The immunonephelometric assay for the determination of AAT levels in dried blood spots that was developed in the present study showed a moderate correlation (r = 0.54) between the duplicate measurements of the same sample. However, some samples were turbid in one of the duplicate measurements, a factor that reduces light reflection at the time of analysis and consequently reduces AAT levels, which could have directly affected the correlation of the duplicate dried blood spots. A sub-analysis only of the duplicate measurements of samples that were not turbid revealed a good correlation (r = 0.84). This sub-analysis did not include any patients with AAT deficiency, which means that this finding may not be representative for the population of individuals with AAT deficiency. There are no published studies in the literature that have addressed the reproducibility between serum samples and dried blood spots or the effect of sample turbidity, but this finding suggests that samples that are turbid should be interpreted with caution.

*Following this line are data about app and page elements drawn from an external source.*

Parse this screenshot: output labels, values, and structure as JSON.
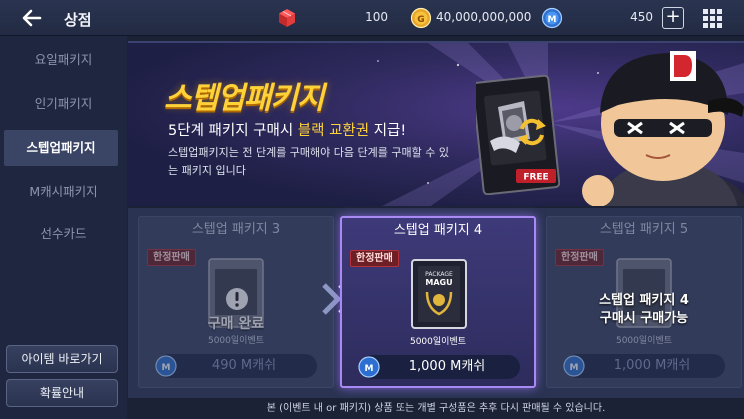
{
  "header": {
    "title": "상점",
    "currencies": [
      {
        "icon": "red-cube-icon",
        "value": "100"
      },
      {
        "icon": "gold-coin-icon",
        "value": "40,000,000,000"
      },
      {
        "icon": "m-cash-icon",
        "value": "450"
      }
    ],
    "plus_label": "+"
  },
  "sidebar": {
    "items": [
      {
        "label": "요일패키지",
        "active": false
      },
      {
        "label": "인기패키지",
        "active": false
      },
      {
        "label": "스텝업패키지",
        "active": true
      },
      {
        "label": "M캐시패키지",
        "active": false
      },
      {
        "label": "선수카드",
        "active": false
      }
    ],
    "shortcut_button": "아이템 바로가기",
    "guide_button": "확률안내"
  },
  "banner": {
    "title": "스텝업패키지",
    "subtitle_prefix": "5단계 패키지 구매시 ",
    "subtitle_highlight": "블랙 교환권",
    "subtitle_suffix": " 지급!",
    "description": "스텝업패키지는 전 단계를 구매해야 다음 단계를 구매할 수 있는 패키지 입니다",
    "card_tag": "FREE"
  },
  "packages": [
    {
      "title": "스텝업 패키지 3",
      "badge": "한정판매",
      "caption": "5000일이벤트",
      "status": "구매 완료",
      "price": "490 M캐쉬",
      "state": "purchased"
    },
    {
      "title": "스텝업 패키지 4",
      "badge": "한정판매",
      "caption": "5000일이벤트",
      "art_text_1": "PACKAGE",
      "art_text_2": "MAGU",
      "price": "1,000 M캐쉬",
      "state": "current"
    },
    {
      "title": "스텝업 패키지 5",
      "badge": "한정판매",
      "caption": "5000일이벤트",
      "lock_line_1": "스텝업 패키지 4",
      "lock_line_2": "구매시 구매가능",
      "price": "1,000 M캐쉬",
      "state": "locked"
    }
  ],
  "footer_note": "본 (이벤트 내 or 패키지) 상품 또는 개별 구성품은 추후 다시 판매될 수 있습니다.",
  "colors": {
    "accent_gold": "#ffd23a",
    "selected_border": "#a98af5",
    "badge_red": "#6c1f24",
    "m_cash_blue": "#3a86e8"
  }
}
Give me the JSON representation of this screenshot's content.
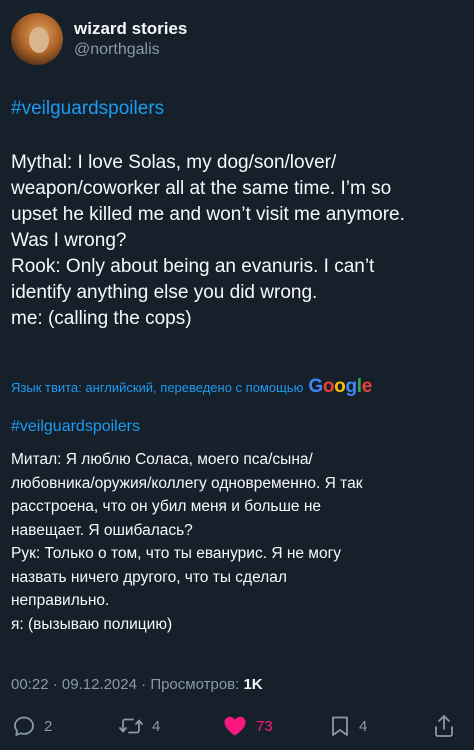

We conclude that the use of dried blood spots is an excellent option for screening patients for AAT deficiency, because this method had high sensitivity and specificity, as well as a low PPV and NPV. However, the values obtained by this method cannot be quantitatively compared with serum AAT values. We believe that it is mandatory to choose the maximum value in the confidence interval in order to minimize false-negative diagnoses. Therefore, the dried blood spot method is an attractive solution to the current state of underdiagnosis of AAT deficiency in Brazil, because it enables rapid, efficient, and minimally invasive screening in the diagnosis of this deficiency at a low cost. Further studies investigating the prevalence of AAT deficiency are needed in order to implement specific programs for the treatment and management of this condition.